FoG also notes, and supports, the need for not only securing offset areas, but providing for their active conservation management in the long term. …
FoG advocates for improvements to ACT conservation legislation (via the Nature Conservation Act 1980 review) to include an appropriately precautionary approach to future clearing, the principle of no net loss, a quality biodiversity assessment system and strong offsetting provisions. Hopefully, such a legislated approach will support better planning in the future.'
[FoG fully supported recommendations in Proposed Molonglo urban development and their significant impact on endangered woodlands: a report prepared by the Conservation Council ACT Region (6/08) based on a convincing assessment of potential biodiversity loss]
Further, where offset native plantings are offered as replacement for loss, FoG's view is that unless they adjoin high quality natural ecosystems they are unlikely to become as diverse and high quality as the areas being lost. For this reason, it is better to retain the original native vegetation wherever possible. FoG is very concerned that 'offset planting' may become an easy way to justify use of high quality areas for other purposes.
Need for support processes. As a small, volunteer based, community organisation, FoG would appreciate assistance in identifying areas and issues of concern or at risk. FoG regularly scans websites, and sometimes newspaper notices, to identify relevant opportunities to participate in public comment processes. It is not unusual for FoG to miss or loose time in such processes, and a role for the Office could be to ensure that groups are advised e.g. through an email bulletin, i.e. the Office has a dedicated 'search and inform' function for registered interested bodies at least.
Require/support accreditation. As noted in its submission on the draft agreement between the ACT and Australian government on environmental impact assessment (6/08) FoG suggested that the ACT should require quality ecological assessment of all proposals, and expressed concerned that there may be cases where consultants are not sufficiently expert for the task. In the submission, FoG suggested that perhaps the Australian government could take the lead to ensure that 'professionals involved - throughout the EIA process - are sufficiently trained and experienced to ensure adequate assessment of impacts, and recommendations for mitigation.' FoG further suggested that such an approach may 'include a requirement of registration of environmental consultants, e.g. by the decision making organisation, against criteria agreed with someone like the ACT Conservator of Flora and Fauna'. It may be appropriate for the Commissioner to have an interest in such an initiative, as an independent body.
The meaning of 'ecologically sustainable'. It is quite a few years since 'ESD' was incorporated, in various ways, into policy/legislation across Australia.

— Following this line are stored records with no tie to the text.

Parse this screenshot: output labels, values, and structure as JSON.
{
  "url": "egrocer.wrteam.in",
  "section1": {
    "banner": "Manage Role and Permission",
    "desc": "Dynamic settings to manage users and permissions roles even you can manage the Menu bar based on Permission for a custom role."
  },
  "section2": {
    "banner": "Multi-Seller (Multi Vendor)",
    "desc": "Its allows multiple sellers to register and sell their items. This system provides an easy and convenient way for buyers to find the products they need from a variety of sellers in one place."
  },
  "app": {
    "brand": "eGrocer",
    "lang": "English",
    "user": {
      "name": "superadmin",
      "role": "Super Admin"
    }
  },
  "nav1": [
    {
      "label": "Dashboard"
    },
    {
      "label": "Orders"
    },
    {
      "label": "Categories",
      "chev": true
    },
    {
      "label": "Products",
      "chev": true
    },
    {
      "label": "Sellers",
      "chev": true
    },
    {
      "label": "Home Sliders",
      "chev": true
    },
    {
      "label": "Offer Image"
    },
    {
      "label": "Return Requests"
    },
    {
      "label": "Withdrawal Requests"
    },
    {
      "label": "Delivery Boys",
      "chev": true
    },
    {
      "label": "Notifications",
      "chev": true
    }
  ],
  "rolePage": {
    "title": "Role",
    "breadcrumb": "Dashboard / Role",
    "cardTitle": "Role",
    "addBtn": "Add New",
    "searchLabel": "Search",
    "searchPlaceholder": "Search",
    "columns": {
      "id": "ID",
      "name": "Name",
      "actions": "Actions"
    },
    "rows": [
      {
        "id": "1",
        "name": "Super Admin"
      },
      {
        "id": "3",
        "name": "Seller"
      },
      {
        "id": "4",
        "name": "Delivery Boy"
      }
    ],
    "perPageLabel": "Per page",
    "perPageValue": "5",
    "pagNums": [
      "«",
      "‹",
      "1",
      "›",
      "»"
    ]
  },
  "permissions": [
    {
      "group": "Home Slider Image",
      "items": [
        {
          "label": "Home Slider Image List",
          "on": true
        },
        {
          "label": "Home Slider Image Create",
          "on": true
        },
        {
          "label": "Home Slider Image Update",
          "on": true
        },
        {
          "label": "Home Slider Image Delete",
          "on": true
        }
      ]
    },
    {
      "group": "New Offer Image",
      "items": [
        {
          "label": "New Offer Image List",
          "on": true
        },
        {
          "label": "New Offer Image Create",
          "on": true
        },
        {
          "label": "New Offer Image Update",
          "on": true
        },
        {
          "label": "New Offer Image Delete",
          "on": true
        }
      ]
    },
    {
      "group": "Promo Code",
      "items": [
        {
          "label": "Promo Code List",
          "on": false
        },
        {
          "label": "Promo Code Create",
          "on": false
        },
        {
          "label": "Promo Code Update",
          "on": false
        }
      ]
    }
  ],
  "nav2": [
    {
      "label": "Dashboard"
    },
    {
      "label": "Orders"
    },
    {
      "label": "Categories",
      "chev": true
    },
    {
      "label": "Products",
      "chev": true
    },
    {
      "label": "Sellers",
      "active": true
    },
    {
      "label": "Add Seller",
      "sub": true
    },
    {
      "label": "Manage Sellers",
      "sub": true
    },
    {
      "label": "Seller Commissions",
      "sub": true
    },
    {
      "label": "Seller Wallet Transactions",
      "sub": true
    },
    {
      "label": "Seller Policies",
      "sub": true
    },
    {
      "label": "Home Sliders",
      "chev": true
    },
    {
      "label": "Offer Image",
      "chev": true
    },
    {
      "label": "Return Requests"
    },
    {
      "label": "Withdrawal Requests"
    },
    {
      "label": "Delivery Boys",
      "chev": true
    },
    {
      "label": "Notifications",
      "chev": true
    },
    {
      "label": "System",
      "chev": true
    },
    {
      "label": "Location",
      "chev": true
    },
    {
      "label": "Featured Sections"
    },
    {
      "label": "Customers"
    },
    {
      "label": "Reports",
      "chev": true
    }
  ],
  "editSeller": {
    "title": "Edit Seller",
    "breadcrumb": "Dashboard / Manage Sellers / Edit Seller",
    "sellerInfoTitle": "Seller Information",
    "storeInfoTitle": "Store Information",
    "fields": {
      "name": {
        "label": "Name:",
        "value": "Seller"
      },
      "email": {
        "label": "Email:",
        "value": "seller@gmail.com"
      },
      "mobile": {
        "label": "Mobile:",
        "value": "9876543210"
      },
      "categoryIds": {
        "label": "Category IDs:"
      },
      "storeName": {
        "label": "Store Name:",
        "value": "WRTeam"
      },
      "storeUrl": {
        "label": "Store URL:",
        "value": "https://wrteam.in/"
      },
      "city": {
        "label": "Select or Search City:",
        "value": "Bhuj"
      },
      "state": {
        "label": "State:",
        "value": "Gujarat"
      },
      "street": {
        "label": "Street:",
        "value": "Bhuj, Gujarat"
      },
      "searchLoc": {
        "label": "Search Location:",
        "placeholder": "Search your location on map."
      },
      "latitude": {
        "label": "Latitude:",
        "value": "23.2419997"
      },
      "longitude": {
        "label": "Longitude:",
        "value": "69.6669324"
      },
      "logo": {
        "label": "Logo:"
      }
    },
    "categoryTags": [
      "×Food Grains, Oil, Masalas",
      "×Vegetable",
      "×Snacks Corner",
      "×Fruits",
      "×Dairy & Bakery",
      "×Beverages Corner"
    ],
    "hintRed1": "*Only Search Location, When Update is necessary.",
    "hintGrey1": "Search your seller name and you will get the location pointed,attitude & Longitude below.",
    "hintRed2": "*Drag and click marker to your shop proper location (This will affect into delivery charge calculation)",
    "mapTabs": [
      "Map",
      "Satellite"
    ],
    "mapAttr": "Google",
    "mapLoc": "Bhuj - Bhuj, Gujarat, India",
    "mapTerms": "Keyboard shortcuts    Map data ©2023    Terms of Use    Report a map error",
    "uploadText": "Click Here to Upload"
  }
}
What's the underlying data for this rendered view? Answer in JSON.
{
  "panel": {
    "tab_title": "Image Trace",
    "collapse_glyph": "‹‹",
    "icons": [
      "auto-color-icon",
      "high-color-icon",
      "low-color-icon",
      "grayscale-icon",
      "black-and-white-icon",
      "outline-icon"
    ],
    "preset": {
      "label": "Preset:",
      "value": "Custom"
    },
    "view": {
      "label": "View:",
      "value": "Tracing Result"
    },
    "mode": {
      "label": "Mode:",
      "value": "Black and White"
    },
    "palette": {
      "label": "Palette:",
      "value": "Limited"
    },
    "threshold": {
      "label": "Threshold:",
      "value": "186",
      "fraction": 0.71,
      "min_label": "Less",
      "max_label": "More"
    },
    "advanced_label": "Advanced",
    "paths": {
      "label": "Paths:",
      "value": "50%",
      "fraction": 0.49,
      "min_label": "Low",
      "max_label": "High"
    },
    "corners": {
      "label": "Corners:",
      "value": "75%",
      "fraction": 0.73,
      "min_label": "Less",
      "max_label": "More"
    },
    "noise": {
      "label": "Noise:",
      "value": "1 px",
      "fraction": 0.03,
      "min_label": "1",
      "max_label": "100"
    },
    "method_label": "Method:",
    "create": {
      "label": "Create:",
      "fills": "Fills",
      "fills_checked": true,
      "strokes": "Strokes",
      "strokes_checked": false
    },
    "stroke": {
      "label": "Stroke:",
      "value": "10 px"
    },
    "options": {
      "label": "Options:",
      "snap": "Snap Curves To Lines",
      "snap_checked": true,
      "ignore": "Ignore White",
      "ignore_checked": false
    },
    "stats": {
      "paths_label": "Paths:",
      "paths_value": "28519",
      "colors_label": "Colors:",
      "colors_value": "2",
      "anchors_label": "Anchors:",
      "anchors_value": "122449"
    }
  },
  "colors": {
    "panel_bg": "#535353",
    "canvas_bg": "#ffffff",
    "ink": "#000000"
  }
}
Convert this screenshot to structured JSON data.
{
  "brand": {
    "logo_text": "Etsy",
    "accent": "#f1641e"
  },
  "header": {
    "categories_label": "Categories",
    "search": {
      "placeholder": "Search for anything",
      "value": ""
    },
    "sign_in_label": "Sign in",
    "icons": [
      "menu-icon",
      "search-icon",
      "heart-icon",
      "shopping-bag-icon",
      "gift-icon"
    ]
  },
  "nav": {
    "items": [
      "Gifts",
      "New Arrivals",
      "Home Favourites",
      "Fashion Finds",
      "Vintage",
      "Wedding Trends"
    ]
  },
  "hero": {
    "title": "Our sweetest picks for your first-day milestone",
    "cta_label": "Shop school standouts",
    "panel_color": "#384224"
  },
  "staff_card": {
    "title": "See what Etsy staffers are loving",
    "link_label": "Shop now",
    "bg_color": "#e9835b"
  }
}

It would be good for the OCSE to consider and communicate what 'ecologically sustainable' decisions and actions look like, and to seek to avoid unsustainable ones in public and private sectors.
Need to encourage new approaches (government with others) - to improve awareness by and support from the broader community, e.g. effective information about priority weeds and their management, such as Chilean needlegrass that is taking over north Canberra; perhaps well-timed blitzes.
FoG also draws the Office's attention to its submission to the inquiry into Lowland Native Grassland management, which addressed grassy ecosystems more broadly (1/08). This and other FoG submissions of recent years are on the FoG website.
Thank you for the opportunity to comment on the Commissioner’s expanded role.
17 November 2008